(Page and application data records)
───
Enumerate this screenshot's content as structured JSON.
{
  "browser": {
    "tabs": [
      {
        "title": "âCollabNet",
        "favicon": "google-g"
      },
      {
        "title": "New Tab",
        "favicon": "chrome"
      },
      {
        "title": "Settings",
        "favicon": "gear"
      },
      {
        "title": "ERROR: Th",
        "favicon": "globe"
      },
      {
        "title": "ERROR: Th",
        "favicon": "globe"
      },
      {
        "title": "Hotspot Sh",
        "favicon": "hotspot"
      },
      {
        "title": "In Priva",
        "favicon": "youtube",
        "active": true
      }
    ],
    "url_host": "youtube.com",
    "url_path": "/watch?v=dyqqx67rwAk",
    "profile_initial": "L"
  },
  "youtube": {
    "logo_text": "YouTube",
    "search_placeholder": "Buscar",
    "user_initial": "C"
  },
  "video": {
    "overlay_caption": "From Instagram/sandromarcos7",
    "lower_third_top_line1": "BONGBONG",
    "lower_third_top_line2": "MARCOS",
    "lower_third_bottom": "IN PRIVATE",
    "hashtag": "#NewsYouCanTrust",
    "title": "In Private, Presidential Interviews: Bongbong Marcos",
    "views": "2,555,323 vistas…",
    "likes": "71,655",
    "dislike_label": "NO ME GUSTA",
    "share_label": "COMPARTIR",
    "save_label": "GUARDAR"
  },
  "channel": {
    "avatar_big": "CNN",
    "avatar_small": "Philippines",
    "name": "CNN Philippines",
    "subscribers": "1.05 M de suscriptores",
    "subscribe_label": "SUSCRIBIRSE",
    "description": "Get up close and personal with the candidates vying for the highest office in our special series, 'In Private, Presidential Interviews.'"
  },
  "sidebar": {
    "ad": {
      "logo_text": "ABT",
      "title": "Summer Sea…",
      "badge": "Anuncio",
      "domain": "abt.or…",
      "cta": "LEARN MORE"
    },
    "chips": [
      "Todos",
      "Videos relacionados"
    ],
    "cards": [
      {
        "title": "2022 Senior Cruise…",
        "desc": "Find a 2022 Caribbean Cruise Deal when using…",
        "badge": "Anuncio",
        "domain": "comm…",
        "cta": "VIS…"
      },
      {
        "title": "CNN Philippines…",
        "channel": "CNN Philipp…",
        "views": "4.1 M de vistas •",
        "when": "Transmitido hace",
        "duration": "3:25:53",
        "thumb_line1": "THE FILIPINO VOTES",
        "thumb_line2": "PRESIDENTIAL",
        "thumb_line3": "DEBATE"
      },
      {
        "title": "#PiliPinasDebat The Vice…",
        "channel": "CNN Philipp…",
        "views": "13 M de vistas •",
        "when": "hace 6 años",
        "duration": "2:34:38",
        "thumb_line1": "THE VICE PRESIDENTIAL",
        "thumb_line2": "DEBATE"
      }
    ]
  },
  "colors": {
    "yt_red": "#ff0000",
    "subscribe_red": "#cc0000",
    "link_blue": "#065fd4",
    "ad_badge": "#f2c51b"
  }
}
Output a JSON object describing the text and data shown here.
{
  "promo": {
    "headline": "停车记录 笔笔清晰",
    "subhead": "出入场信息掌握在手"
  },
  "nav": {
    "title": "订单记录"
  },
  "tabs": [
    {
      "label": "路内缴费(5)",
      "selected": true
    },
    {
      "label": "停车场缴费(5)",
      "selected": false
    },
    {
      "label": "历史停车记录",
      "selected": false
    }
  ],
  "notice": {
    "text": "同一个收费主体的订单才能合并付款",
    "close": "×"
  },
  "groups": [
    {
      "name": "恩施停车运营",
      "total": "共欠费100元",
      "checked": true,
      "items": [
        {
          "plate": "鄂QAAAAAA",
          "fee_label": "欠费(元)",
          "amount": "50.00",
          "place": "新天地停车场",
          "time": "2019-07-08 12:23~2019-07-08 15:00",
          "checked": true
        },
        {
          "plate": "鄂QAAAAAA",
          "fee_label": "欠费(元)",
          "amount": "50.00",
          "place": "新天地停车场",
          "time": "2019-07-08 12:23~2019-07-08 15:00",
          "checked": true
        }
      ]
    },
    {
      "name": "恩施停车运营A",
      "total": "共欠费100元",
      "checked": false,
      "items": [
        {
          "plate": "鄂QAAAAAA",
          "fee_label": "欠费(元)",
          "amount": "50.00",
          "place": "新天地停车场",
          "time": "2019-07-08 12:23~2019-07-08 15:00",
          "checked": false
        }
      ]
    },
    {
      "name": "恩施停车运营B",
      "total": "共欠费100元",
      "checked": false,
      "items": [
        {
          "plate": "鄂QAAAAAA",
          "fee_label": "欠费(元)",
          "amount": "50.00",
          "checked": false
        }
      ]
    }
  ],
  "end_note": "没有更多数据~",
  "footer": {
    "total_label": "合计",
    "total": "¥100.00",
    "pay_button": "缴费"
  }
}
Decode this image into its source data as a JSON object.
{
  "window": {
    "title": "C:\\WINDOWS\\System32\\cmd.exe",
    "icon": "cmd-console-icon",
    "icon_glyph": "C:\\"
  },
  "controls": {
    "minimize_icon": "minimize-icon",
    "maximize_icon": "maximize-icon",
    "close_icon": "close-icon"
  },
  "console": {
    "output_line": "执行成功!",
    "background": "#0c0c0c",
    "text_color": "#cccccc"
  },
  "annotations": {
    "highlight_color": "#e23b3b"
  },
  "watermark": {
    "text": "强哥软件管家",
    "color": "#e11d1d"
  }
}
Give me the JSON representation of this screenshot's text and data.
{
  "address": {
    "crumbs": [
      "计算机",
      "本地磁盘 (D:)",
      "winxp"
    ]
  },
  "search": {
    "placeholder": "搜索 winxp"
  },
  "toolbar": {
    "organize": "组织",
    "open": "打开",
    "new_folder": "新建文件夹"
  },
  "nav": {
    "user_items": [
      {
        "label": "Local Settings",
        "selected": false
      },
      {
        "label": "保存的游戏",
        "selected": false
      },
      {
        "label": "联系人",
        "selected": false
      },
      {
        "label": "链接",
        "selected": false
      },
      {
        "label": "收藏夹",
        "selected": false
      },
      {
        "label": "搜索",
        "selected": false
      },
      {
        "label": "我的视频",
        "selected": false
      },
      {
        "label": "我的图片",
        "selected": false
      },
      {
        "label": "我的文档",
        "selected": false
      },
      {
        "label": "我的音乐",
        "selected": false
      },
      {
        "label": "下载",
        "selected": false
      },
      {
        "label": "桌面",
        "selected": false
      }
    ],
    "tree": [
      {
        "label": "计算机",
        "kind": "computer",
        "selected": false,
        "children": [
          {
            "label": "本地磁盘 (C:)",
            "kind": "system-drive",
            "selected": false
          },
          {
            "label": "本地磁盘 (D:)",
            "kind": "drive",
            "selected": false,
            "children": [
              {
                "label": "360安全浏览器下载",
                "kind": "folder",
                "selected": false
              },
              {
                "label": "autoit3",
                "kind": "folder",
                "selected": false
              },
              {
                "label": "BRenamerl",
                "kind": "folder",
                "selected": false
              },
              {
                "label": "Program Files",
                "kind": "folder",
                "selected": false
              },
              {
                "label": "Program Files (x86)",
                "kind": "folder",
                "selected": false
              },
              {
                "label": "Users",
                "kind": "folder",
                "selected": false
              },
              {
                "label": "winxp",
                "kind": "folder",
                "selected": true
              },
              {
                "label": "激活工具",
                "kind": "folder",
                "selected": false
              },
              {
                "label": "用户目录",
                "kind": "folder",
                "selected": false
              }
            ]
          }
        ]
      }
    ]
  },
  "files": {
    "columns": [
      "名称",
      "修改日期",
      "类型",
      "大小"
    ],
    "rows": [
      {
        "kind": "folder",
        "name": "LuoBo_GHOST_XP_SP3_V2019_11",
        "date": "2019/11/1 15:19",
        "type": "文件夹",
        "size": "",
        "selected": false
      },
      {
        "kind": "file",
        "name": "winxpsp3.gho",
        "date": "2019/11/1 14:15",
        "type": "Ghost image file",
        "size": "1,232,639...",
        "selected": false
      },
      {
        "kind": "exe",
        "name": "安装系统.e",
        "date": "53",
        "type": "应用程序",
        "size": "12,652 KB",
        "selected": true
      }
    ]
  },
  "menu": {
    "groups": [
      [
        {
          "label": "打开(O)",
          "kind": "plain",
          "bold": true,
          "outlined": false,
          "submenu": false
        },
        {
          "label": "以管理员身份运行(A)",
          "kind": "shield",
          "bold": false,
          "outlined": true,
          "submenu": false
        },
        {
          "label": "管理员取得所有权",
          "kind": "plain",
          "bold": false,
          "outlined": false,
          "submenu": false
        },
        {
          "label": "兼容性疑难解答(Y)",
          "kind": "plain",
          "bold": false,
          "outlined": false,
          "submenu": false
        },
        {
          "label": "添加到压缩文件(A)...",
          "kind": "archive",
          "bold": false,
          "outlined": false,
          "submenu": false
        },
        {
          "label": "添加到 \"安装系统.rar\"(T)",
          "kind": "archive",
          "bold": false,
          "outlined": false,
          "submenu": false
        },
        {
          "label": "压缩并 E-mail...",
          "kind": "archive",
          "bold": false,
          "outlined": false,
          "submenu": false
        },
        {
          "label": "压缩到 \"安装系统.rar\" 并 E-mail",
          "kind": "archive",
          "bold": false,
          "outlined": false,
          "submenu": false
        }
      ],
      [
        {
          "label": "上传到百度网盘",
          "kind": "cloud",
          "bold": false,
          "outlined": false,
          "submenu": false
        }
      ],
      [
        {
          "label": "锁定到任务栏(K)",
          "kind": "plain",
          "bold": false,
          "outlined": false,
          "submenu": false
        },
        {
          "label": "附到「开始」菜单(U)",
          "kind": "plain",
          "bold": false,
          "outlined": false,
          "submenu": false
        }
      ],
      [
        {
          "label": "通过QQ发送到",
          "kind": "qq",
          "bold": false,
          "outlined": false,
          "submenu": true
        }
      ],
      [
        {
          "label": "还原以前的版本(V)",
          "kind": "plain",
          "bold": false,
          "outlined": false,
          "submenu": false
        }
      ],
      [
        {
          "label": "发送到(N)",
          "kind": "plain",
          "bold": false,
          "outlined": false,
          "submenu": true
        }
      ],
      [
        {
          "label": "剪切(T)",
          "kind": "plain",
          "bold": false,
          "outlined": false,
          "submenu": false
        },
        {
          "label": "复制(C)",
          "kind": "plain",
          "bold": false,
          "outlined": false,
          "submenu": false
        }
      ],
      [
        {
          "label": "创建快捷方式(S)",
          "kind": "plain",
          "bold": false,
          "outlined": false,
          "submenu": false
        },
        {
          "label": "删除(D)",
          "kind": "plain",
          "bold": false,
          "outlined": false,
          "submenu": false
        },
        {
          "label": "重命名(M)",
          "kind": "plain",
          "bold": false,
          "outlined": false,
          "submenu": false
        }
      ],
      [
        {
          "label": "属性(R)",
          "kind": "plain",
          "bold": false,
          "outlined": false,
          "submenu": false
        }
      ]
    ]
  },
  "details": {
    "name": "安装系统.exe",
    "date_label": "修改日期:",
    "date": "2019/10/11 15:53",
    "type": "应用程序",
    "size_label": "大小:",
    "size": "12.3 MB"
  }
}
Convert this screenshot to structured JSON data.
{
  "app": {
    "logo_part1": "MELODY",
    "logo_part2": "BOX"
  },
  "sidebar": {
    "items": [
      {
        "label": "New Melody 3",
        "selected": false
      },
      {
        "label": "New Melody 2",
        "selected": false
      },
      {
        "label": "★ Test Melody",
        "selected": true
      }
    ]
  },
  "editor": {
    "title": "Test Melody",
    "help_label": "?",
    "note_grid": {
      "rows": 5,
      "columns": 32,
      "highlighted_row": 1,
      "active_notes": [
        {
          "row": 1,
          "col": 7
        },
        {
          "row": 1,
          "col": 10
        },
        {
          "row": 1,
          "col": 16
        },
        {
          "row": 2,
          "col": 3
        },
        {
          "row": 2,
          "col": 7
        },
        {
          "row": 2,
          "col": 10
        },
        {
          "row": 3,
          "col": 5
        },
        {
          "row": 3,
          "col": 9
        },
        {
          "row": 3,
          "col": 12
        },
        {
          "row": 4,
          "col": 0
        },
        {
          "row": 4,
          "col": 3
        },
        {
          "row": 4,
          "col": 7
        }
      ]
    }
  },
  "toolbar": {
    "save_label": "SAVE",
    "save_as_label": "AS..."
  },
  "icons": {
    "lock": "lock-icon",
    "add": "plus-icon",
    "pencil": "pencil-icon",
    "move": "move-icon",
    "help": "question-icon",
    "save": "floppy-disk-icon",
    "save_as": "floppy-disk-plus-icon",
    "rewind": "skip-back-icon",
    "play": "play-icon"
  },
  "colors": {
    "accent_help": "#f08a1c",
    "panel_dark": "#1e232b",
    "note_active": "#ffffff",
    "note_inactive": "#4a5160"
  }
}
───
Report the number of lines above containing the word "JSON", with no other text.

5